The US originally went to Afghanistan not to build an empire, but rather to avenge the 9/11 attacks and get Osama bin Laden, the architect of the heinous attacks on American soil.
Following their defeat in the initial invasion, the Taliban found safe havens in Pakistan. They reorganised under Mullah Omar and launched an insurgency against the Afghan government in 2003. The US and NATO mission soon morphed from the original goal of counter-terrorism into an ill-advised nation building exercise. The US also went on a parallel misadventure into Iraq, and at the same time became mired in what was effectively a civil war in Afghanistan.
The time to leave Afghanistan would have been when the US finally got Osama under President Obama’s leadership in Abbottabad, Pakistan, on May 2, 2011. That didn’t happen and it took 10 more years for Presidents Trump and Biden to say enough is enough.
Biden, in a defiant defence of his decision, has blamed the collapse of the Afghan government on the refusal of the country’s military and leadership to stand and fight in the face of the Taliban advance. He pointed out that he was the fourth president to wage war in Afghanistan. “I will not pass this responsibility on to a fifth president … the buck stops with me,” he said. And so it did.
At the end of the day, Afghanistan will have to find its own way to the 21st Century. The “graveyard of empires” will no longer be a problem for the US to deal with, unless of course terrorist attacks originate from its soil again. Even in that case, the US plan is to largely rely on over-the-horizon capability rather than put boots on the ground.
Once the dust settles, Afghanistan will be a problem for the world at large, and especially for Europe and Asia, since they are connected via landmass with this nation. And even more so for India, because of the strategic rivalry with Pakistan, which will now have an ally, albeit an unreliable and unstable one, in Afghanistan. History has shown that playing with fire often comes with a blowback.
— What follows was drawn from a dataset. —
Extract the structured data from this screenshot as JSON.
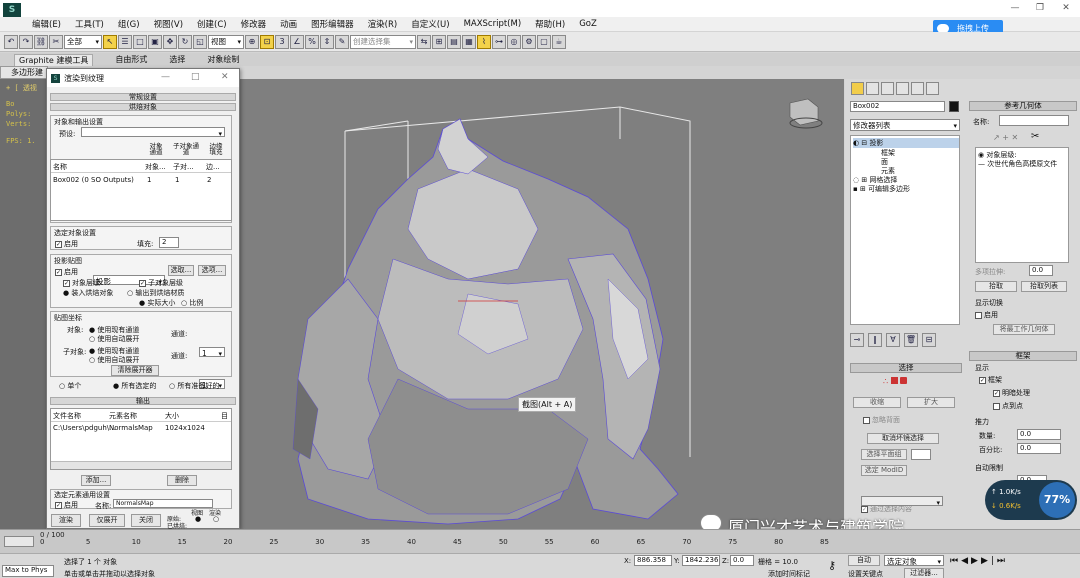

However, when it comes to the “Afghanistan Problem”, the world will not have the US to kick around anymore – to paraphrase President Nixon’s famous words.
Ram Kelkar is a Chicago-based columnist who works for a privately held investment firm.